# maximum spanning tree

I wonder how to prove that given a Minimum Spanning Tree of a graph, the other spanning tree with the least common edge with Minimum Spanning Tree is always Maximum Spanning tree.

• Can you please explain what you mean by a "minimum spanning tree?" – Marwan Mizuri Mar 28 '19 at 11:53
• A minimum spanning tree of a weighted graph is a spanning tree of that graph with minimum total possible weights. You can find it here: en.m.wikipedia.org/wiki/Minimum_spanning_tree – Mohammad Farazi Mar 29 '19 at 5:25

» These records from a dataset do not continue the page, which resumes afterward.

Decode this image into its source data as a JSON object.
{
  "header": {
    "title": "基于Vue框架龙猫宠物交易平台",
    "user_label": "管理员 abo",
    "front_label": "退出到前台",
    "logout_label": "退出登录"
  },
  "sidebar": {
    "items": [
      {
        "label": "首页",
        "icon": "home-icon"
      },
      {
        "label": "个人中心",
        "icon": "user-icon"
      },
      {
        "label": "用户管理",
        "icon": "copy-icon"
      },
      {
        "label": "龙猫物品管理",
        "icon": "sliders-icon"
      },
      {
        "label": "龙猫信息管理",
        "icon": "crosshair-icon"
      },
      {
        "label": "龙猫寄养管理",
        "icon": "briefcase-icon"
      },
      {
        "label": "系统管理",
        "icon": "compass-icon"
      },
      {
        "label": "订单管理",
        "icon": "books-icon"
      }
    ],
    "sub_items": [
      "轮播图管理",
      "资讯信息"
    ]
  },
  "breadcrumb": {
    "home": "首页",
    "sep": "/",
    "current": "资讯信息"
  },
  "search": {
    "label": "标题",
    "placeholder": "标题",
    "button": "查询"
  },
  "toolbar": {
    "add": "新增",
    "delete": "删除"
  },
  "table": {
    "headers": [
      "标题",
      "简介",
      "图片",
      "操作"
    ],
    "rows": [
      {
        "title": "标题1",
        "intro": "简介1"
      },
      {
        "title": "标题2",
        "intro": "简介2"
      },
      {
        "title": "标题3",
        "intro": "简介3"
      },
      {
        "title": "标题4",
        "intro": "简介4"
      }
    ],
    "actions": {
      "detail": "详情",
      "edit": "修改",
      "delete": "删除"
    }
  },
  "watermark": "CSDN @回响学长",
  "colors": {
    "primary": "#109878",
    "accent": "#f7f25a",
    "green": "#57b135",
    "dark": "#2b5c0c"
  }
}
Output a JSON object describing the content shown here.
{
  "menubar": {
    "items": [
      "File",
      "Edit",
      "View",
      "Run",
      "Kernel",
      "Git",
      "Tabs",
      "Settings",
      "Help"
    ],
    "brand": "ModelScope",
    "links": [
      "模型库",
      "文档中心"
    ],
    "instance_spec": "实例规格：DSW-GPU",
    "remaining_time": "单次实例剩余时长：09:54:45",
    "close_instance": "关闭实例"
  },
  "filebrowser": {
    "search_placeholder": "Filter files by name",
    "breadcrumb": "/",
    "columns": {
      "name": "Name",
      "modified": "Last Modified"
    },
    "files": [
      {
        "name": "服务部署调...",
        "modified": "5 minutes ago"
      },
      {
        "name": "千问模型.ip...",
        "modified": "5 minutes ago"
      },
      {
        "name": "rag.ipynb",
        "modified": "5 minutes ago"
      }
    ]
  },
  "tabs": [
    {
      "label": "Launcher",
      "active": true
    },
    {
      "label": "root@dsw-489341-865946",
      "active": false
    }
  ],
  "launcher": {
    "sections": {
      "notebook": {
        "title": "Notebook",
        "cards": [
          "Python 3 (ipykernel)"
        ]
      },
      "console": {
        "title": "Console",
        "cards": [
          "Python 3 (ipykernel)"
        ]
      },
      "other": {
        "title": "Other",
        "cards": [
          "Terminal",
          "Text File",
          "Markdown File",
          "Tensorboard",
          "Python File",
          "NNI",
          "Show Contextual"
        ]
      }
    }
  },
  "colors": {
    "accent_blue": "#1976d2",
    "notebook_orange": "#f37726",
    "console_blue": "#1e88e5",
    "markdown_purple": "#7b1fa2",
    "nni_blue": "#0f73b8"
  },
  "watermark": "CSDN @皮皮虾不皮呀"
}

I suppose that “the other spanning tree with the least common edge with Minimum Spanning Tree” means that if $$T’$$ is a spanning tree with minimum number of common edges with a given minimum spanning tree $$T$$. Then the claim may fail and $$T’$$ can be non-maximal. For instance, let $$G=K_5$$ be a complete graph with $$n=5$$ vertices. Let weight of a fixed edge $$e$$ of $$G$$ is $$2$$ and weights of all other edges of $$G$$ are $$1$$. Let $$T$$ be a spanning tree of $$G$$. Then $$T$$ is a minimum spanning tree iff $$e$$ is not an edge of $$T$$ and $$T$$ is a maximum spanning tree iff $$e$$ is an edge of $$T$$. To refute the claim it remains to note that there are two edge-disjoint spanning trees of $$G$$ not containing $$e$$.